MDA: Dapagliflozin’s CVD risk score higher than SGLT2i

Francisco D’Avella, MD, president of the European Society of Cardiology and a cardiologist with Lava Therapeutics (FCT), will present results from the Phase II clinical trial, dapagliflozin (efibabroche) vs placebo (PWI), at The Duke Clinical Research Research Programt (DCRP) 2020. It is among the top trials being conducted, in order, to date in North America.

“This is the first time that a potential primary outcome of the trial for patients with cardiovascular disease is being assessed using a endpoint value point in an established clinical trial.
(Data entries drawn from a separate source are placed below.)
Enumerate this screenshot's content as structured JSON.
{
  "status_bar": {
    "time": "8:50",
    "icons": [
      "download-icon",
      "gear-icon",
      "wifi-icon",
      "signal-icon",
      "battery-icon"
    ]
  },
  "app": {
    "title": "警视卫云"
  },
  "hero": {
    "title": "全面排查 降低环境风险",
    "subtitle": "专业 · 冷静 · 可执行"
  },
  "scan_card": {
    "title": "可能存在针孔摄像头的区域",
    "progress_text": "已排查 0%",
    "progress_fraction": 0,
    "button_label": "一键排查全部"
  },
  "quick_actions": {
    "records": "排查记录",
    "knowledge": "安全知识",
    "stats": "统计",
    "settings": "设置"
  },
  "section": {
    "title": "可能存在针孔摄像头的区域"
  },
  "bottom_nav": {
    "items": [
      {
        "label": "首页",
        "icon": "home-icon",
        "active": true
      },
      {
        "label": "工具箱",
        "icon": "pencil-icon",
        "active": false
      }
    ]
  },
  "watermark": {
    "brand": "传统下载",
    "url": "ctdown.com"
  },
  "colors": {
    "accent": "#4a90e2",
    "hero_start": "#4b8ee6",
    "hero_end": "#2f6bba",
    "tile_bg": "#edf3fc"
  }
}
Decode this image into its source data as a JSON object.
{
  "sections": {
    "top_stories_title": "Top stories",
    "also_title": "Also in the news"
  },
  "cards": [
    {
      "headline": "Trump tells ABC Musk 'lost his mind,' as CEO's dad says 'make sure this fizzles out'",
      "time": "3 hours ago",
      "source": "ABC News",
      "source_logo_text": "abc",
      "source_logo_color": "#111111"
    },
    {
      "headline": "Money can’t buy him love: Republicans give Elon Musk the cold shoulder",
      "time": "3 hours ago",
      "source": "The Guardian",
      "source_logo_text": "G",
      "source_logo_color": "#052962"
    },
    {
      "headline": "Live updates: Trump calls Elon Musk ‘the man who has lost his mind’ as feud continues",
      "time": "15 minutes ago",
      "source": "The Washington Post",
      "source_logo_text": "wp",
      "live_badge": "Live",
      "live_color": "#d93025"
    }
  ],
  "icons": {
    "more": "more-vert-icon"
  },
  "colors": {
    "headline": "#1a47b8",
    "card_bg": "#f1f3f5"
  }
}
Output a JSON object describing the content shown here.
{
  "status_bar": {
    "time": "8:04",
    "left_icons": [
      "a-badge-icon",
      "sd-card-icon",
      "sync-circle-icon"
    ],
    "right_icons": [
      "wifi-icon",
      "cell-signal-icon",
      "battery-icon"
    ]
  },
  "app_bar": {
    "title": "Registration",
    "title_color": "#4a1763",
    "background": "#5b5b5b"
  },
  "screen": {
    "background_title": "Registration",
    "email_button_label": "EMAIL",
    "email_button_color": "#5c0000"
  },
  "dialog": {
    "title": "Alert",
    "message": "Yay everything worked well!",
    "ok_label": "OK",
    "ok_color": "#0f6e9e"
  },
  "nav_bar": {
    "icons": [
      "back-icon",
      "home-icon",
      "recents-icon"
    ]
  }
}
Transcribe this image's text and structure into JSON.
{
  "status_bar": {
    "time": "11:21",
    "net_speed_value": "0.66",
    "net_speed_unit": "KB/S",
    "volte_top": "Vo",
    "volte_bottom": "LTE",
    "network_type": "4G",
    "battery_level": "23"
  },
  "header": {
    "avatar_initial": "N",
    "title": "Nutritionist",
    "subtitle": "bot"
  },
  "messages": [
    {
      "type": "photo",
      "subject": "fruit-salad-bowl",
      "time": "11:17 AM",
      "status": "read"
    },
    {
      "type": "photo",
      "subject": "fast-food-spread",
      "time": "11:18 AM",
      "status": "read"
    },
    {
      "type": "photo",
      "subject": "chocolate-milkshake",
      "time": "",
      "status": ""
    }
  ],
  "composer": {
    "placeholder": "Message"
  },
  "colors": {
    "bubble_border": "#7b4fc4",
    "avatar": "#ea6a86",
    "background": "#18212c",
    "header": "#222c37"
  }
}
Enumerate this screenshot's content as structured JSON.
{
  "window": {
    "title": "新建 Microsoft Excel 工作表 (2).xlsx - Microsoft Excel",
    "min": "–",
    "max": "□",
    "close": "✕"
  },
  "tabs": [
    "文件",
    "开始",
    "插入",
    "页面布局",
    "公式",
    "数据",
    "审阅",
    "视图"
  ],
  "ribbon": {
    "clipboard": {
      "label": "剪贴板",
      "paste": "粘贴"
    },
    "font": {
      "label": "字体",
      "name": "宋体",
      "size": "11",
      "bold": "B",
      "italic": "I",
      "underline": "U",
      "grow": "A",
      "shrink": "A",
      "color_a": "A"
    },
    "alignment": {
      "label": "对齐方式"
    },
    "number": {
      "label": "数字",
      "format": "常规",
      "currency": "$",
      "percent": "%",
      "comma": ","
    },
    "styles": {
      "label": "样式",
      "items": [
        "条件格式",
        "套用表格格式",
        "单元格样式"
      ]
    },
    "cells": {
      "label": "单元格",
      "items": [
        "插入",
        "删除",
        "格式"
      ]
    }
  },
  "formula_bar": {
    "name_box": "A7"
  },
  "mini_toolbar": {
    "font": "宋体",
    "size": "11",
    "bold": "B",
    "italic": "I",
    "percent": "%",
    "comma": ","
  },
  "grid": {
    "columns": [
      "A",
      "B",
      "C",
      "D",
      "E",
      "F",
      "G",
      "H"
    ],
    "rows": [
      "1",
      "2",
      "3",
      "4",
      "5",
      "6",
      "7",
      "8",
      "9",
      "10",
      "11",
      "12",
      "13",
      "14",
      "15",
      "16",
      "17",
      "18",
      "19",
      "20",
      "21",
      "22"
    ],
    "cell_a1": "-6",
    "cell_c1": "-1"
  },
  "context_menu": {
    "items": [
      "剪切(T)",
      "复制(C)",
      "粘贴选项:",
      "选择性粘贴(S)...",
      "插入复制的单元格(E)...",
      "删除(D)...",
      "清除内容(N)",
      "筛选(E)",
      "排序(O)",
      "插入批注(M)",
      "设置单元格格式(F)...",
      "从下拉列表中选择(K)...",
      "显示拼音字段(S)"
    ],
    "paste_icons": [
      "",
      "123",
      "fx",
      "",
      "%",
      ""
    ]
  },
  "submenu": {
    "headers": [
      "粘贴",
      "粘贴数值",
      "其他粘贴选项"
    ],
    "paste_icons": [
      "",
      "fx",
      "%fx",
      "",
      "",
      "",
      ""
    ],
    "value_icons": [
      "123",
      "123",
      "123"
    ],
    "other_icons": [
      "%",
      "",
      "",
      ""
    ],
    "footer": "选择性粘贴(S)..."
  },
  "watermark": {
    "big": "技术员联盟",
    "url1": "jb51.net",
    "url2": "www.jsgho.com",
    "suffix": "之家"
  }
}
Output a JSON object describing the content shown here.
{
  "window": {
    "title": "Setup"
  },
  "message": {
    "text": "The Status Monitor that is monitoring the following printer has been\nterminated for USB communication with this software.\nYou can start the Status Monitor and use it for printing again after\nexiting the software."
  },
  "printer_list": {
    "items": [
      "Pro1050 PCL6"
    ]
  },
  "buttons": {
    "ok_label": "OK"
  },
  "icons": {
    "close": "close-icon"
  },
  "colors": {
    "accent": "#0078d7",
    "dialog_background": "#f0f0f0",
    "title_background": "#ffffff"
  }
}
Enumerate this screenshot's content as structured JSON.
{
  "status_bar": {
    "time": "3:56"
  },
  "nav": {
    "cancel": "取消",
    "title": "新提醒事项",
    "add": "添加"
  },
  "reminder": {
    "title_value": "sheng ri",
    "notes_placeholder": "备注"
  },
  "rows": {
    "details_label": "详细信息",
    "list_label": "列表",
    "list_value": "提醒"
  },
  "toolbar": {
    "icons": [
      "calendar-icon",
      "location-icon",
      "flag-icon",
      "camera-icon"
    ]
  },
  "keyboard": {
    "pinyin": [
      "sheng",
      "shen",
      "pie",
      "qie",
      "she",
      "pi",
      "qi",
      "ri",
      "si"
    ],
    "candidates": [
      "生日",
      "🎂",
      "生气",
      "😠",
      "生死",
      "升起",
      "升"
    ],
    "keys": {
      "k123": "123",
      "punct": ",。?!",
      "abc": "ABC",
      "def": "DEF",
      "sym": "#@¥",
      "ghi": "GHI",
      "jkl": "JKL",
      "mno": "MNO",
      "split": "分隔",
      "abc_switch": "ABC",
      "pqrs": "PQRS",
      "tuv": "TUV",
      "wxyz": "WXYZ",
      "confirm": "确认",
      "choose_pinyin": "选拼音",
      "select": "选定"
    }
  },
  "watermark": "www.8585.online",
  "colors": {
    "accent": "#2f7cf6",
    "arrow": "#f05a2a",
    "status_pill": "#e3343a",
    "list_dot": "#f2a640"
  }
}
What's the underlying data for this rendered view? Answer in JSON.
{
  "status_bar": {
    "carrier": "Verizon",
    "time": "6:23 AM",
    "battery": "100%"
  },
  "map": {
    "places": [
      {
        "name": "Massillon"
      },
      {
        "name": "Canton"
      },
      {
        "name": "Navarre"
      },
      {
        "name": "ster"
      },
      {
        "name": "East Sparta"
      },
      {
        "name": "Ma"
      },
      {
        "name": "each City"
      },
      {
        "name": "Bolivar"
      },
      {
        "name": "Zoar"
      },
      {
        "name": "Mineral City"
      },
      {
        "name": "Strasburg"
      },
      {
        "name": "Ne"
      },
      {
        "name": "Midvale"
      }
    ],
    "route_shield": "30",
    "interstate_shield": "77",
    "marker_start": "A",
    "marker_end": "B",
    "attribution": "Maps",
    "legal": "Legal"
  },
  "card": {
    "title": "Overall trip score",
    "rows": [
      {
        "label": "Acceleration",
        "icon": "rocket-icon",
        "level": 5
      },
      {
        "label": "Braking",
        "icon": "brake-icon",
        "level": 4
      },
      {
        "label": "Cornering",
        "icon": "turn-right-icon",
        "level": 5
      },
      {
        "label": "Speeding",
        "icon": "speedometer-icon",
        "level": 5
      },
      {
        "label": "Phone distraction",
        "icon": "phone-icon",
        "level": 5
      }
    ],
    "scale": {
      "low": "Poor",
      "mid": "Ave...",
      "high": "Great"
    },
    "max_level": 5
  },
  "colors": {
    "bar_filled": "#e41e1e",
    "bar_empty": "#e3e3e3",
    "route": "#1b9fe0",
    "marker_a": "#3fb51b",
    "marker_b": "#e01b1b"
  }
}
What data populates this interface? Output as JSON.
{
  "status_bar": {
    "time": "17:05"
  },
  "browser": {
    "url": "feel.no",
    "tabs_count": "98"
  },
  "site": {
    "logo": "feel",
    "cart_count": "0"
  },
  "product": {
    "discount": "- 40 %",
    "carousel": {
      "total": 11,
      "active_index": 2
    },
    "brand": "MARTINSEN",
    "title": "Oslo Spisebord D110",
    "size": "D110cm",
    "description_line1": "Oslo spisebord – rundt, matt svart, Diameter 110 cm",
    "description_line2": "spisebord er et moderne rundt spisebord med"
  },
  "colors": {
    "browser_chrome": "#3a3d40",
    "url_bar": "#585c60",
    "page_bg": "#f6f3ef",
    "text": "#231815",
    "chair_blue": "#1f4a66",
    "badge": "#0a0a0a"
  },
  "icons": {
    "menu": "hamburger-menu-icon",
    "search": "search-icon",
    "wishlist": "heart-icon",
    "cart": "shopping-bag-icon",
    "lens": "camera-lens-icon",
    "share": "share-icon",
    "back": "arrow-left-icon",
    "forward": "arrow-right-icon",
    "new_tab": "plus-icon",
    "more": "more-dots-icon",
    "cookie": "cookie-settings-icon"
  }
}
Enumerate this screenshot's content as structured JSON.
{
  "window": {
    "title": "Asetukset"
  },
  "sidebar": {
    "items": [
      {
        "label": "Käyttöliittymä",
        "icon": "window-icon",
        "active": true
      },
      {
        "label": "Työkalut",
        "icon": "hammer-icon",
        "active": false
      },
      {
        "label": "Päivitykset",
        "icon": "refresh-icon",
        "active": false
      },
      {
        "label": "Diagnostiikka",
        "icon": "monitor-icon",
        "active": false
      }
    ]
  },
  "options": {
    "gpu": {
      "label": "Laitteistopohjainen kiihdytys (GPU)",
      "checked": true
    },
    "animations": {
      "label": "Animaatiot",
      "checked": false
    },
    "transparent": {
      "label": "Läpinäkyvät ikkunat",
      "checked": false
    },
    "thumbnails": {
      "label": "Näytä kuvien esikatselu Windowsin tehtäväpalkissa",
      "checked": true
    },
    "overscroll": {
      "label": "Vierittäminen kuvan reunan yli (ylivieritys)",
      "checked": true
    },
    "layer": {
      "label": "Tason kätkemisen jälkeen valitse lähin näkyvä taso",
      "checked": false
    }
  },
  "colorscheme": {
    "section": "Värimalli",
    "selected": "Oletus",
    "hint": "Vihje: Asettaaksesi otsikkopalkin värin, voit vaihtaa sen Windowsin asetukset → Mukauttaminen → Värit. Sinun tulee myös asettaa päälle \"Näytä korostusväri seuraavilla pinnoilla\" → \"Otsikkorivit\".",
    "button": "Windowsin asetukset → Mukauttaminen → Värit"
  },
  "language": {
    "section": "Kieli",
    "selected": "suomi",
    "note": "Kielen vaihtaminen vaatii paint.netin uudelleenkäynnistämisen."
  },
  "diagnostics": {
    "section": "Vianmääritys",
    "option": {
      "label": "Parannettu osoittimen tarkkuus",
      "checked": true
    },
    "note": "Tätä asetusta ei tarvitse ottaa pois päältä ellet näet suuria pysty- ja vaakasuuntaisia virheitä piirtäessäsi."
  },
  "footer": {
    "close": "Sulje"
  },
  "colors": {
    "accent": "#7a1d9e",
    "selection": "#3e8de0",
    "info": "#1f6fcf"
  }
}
It is also the first time that dapagliflozin (efibabroche) has been used in this way in such a large patient population,” said Ramalles Dias, MD, professor of medicine at Duke–Louis University Health Care (DUKH). “We expect this definitive efficacy study, as well as its long-term effects, will guide the management of the diabetes disease in America.””This would be an immense boon for FDA and academic institutions that have been advising against prescribing beta cell blockers for the treatment of CHD in recently diagnosed patients with diabetes,” said Dr. Dias. “In general, I am encouraged that a large, randomized, placebo controlled trial to determine the relative benefits and harms of dapagliflozin vs. placebo in patients with cardiovascular diseases will be conducted in the future—though I am most optimistic that our existing studies will provide definitive answers.” Patients with coronary artery disease already have a small risk of developing cardiovascular disease that substantially increases their probability of dying within 30 years of diagnosis.

The new multicenter trial is currently under way. The study will compare the new, more involved approach to dapagliflozin (efibabroche) vs. placebo (PWI) in 37 patients with type 1–2 CHD and is being jointly funded by Lava Therapeutics and Duke Clinical Research Program. The trial is led by Roland Gingass, of Lava Therapeutics, in collaboration with Christophe Bourquhoun and Jacques Drouin, both of the department of nutrition and food science, Duke University School of Medicine. “Our goal is to detect the most important endpoint of frequently-used beta-blockers: a benefit-relative rate of 7 or 8 relative to placebo in patients with CHD. We believe this result will be used to guide the use of new, more effective agents, including beta blockers,” said Dr. Dias. Additional results from a phase 3 clinical trial will be presented at the meeting.